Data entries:
-- Opening Marker --

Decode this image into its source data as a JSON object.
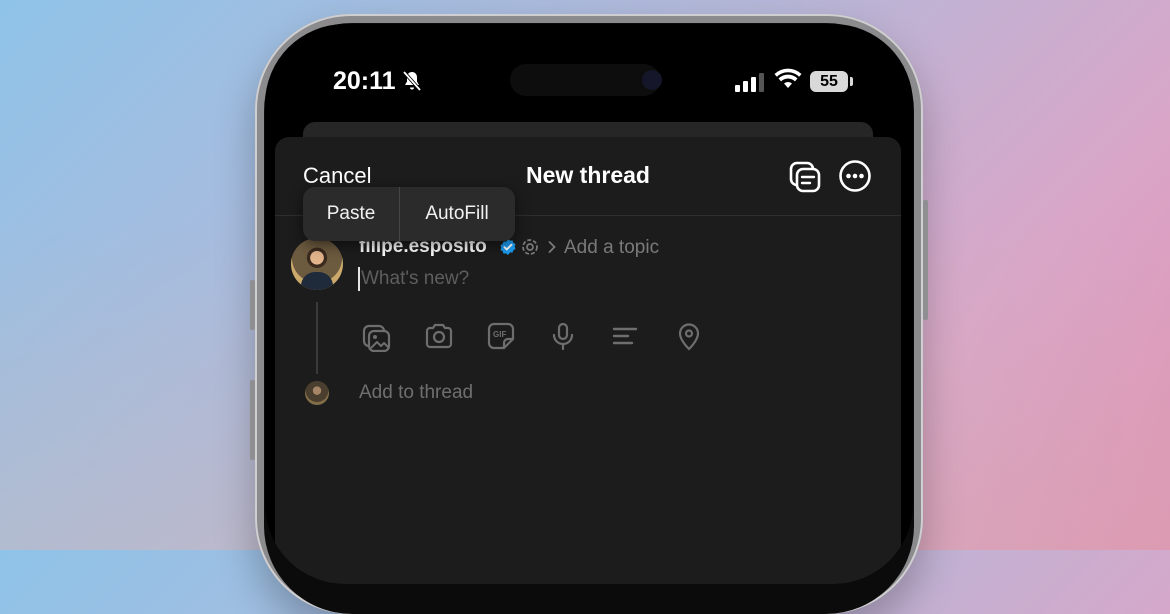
{
  "status_bar": {
    "time": "20:11",
    "battery": "55",
    "icons": [
      "bell-slash-icon",
      "signal-icon",
      "wifi-icon",
      "battery-icon"
    ]
  },
  "header": {
    "cancel_label": "Cancel",
    "title": "New thread",
    "icons": [
      "drafts-icon",
      "more-icon"
    ]
  },
  "compose": {
    "username": "filipe.esposito",
    "topic_placeholder": "Add a topic",
    "post_placeholder": "What's new?",
    "add_to_thread": "Add to thread"
  },
  "toolbar": {
    "icons": [
      "gallery-icon",
      "camera-icon",
      "gif-icon",
      "microphone-icon",
      "poll-icon",
      "location-icon"
    ]
  },
  "context_menu": {
    "items": [
      "Paste",
      "AutoFill"
    ]
  },
  "colors": {
    "sheet": "#1c1c1c",
    "verified": "#1d9bf0",
    "secondary_text": "#7a7a7a"
  }
}
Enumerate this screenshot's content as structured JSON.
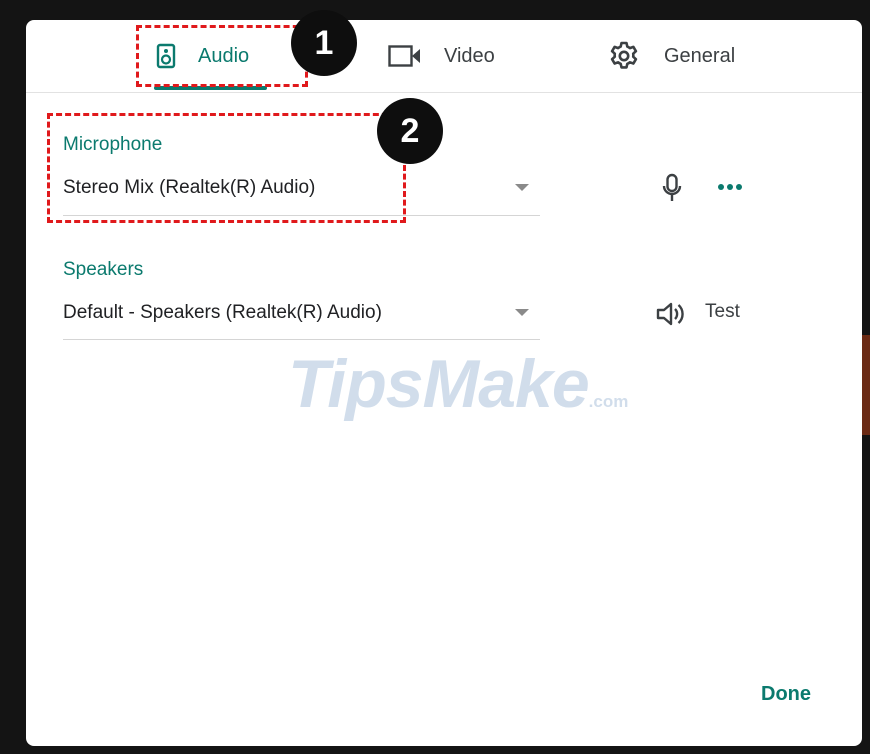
{
  "tabs": [
    {
      "label": "Audio",
      "icon": "speaker-icon",
      "active": true
    },
    {
      "label": "Video",
      "icon": "video-camera-icon",
      "active": false
    },
    {
      "label": "General",
      "icon": "gear-icon",
      "active": false
    }
  ],
  "annotations": {
    "badge_1": "1",
    "badge_2": "2"
  },
  "microphone": {
    "label": "Microphone",
    "value": "Stereo Mix (Realtek(R) Audio)",
    "icon": "microphone-icon",
    "more_icon": "more-options-icon"
  },
  "speakers": {
    "label": "Speakers",
    "value": "Default - Speakers (Realtek(R) Audio)",
    "icon": "speaker-volume-icon",
    "test_label": "Test"
  },
  "watermark": {
    "main": "TipsMake",
    "suffix": ".com"
  },
  "footer": {
    "done_label": "Done"
  },
  "colors": {
    "accent": "#0b7a6e",
    "annotation": "#e0191c",
    "background": "#141414"
  }
}
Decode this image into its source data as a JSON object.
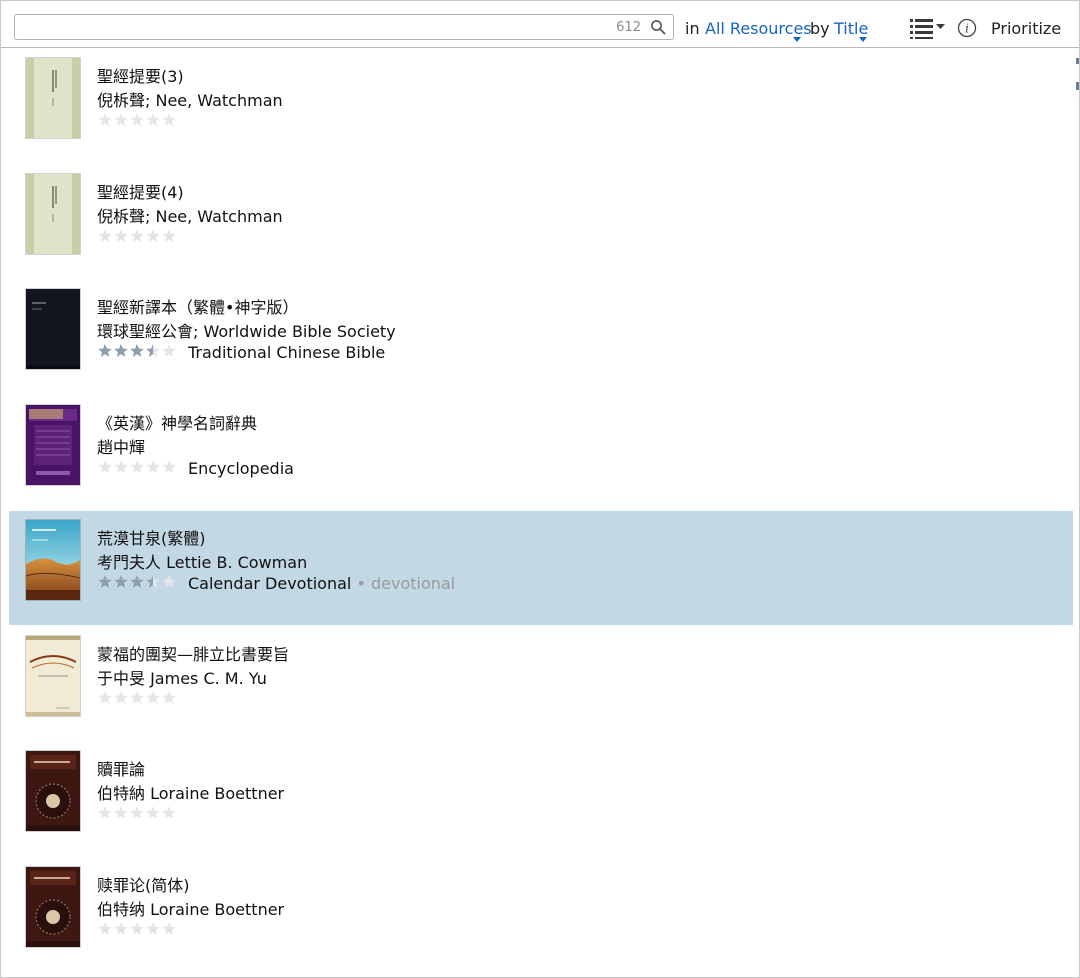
{
  "toolbar": {
    "search_value": "",
    "result_count": "612",
    "in_label": "in",
    "scope_link": "All Resources",
    "by_label": "by",
    "sort_link": "Title",
    "prioritize_label": "Prioritize",
    "accent_color": "#1565c0"
  },
  "resources": [
    {
      "title": "聖經提要(3)",
      "author": "倪柝聲; Nee, Watchman",
      "rating": 0,
      "type": "",
      "subtype": "",
      "cover": "green-light"
    },
    {
      "title": "聖經提要(4)",
      "author": "倪柝聲; Nee, Watchman",
      "rating": 0,
      "type": "",
      "subtype": "",
      "cover": "green-light"
    },
    {
      "title": "聖經新譯本（繁體•神字版）",
      "author": "環球聖經公會; Worldwide Bible Society",
      "rating": 3.5,
      "type": "Traditional Chinese Bible",
      "subtype": "",
      "cover": "dark-navy"
    },
    {
      "title": "《英漢》神學名詞辭典",
      "author": "趙中輝",
      "rating": 0,
      "type": "Encyclopedia",
      "subtype": "",
      "cover": "purple"
    },
    {
      "title": "荒漠甘泉(繁體)",
      "author": "考門夫人 Lettie B. Cowman",
      "rating": 3.5,
      "type": "Calendar Devotional",
      "subtype": " • devotional",
      "cover": "desert",
      "selected": true
    },
    {
      "title": "蒙福的團契—腓立比書要旨",
      "author": "于中旻 James C. M. Yu",
      "rating": 0,
      "type": "",
      "subtype": "",
      "cover": "cream"
    },
    {
      "title": "贖罪論",
      "author": "伯特納 Loraine Boettner",
      "rating": 0,
      "type": "",
      "subtype": "",
      "cover": "maroon"
    },
    {
      "title": "赎罪论(简体)",
      "author": "伯特纳 Loraine Boettner",
      "rating": 0,
      "type": "",
      "subtype": "",
      "cover": "maroon"
    }
  ],
  "colors": {
    "selected_row": "#c3d8e5",
    "rated_star": "#8e9eae",
    "empty_star": "#e3e6e9",
    "subtype_text": "#9b9b9b"
  }
}
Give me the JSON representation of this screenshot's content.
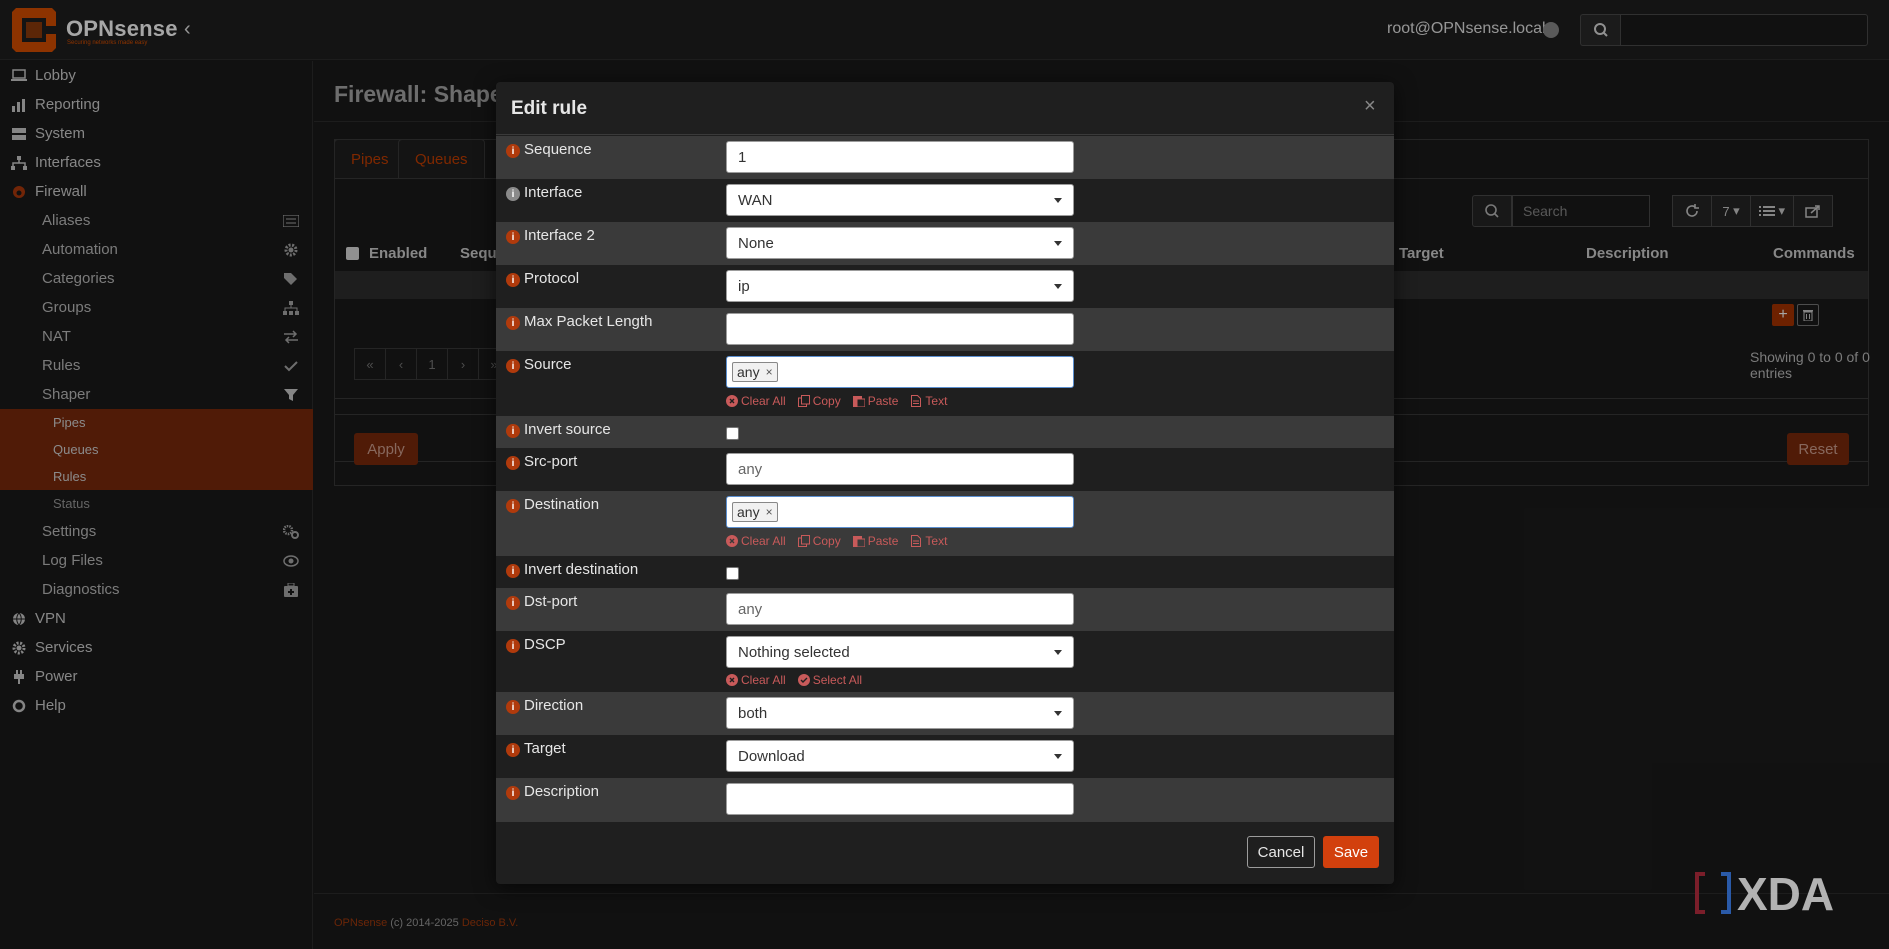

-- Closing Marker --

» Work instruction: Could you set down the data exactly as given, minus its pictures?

» Output for this task:
Decode this image into its source data as a JSON object.
{
  "status_bar": {
    "time": "20:11",
    "battery": "55",
    "icons": [
      "bell-slash-icon",
      "signal-icon",
      "wifi-icon",
      "battery-icon"
    ]
  },
  "header": {
    "cancel_label": "Cancel",
    "title": "New thread",
    "icons": [
      "drafts-icon",
      "more-icon"
    ]
  },
  "compose": {
    "username": "filipe.esposito",
    "topic_placeholder": "Add a topic",
    "post_placeholder": "What's new?",
    "add_to_thread": "Add to thread"
  },
  "toolbar": {
    "icons": [
      "gallery-icon",
      "camera-icon",
      "gif-icon",
      "microphone-icon",
      "poll-icon",
      "location-icon"
    ]
  },
  "context_menu": {
    "items": [
      "Paste",
      "AutoFill"
    ]
  },
  "colors": {
    "sheet": "#1c1c1c",
    "verified": "#1d9bf0",
    "secondary_text": "#7a7a7a"
  }
}
Enumerate this screenshot's content as structured JSON.
{
  "tabs": [
    {
      "label": "Audio",
      "icon": "speaker-icon",
      "active": true
    },
    {
      "label": "Video",
      "icon": "video-camera-icon",
      "active": false
    },
    {
      "label": "General",
      "icon": "gear-icon",
      "active": false
    }
  ],
  "annotations": {
    "badge_1": "1",
    "badge_2": "2"
  },
  "microphone": {
    "label": "Microphone",
    "value": "Stereo Mix (Realtek(R) Audio)",
    "icon": "microphone-icon",
    "more_icon": "more-options-icon"
  },
  "speakers": {
    "label": "Speakers",
    "value": "Default - Speakers (Realtek(R) Audio)",
    "icon": "speaker-volume-icon",
    "test_label": "Test"
  },
  "watermark": {
    "main": "TipsMake",
    "suffix": ".com"
  },
  "footer": {
    "done_label": "Done"
  },
  "colors": {
    "accent": "#0b7a6e",
    "annotation": "#e0191c",
    "background": "#141414"
  }
}
Decode this image into its source data as a JSON object.
{
  "toolbar": {
    "search_value": "",
    "result_count": "612",
    "in_label": "in",
    "scope_link": "All Resources",
    "by_label": "by",
    "sort_link": "Title",
    "prioritize_label": "Prioritize",
    "accent_color": "#1565c0"
  },
  "resources": [
    {
      "title": "聖經提要(3)",
      "author": "倪柝聲; Nee, Watchman",
      "rating": 0,
      "type": "",
      "subtype": "",
      "cover": "green-light"
    },
    {
      "title": "聖經提要(4)",
      "author": "倪柝聲; Nee, Watchman",
      "rating": 0,
      "type": "",
      "subtype": "",
      "cover": "green-light"
    },
    {
      "title": "聖經新譯本（繁體•神字版）",
      "author": "環球聖經公會; Worldwide Bible Society",
      "rating": 3.5,
      "type": "Traditional Chinese Bible",
      "subtype": "",
      "cover": "dark-navy"
    },
    {
      "title": "《英漢》神學名詞辭典",
      "author": "趙中輝",
      "rating": 0,
      "type": "Encyclopedia",
      "subtype": "",
      "cover": "purple"
    },
    {
      "title": "荒漠甘泉(繁體)",
      "author": "考門夫人 Lettie B. Cowman",
      "rating": 3.5,
      "type": "Calendar Devotional",
      "subtype": " • devotional",
      "cover": "desert",
      "selected": true
    },
    {
      "title": "蒙福的團契—腓立比書要旨",
      "author": "于中旻 James C. M. Yu",
      "rating": 0,
      "type": "",
      "subtype": "",
      "cover": "cream"
    },
    {
      "title": "贖罪論",
      "author": "伯特納 Loraine Boettner",
      "rating": 0,
      "type": "",
      "subtype": "",
      "cover": "maroon"
    },
    {
      "title": "赎罪论(简体)",
      "author": "伯特纳 Loraine Boettner",
      "rating": 0,
      "type": "",
      "subtype": "",
      "cover": "maroon"
    }
  ],
  "colors": {
    "selected_row": "#c3d8e5",
    "rated_star": "#8e9eae",
    "empty_star": "#e3e6e9",
    "subtype_text": "#9b9b9b"
  }
}
Give me the JSON representation of this screenshot's content.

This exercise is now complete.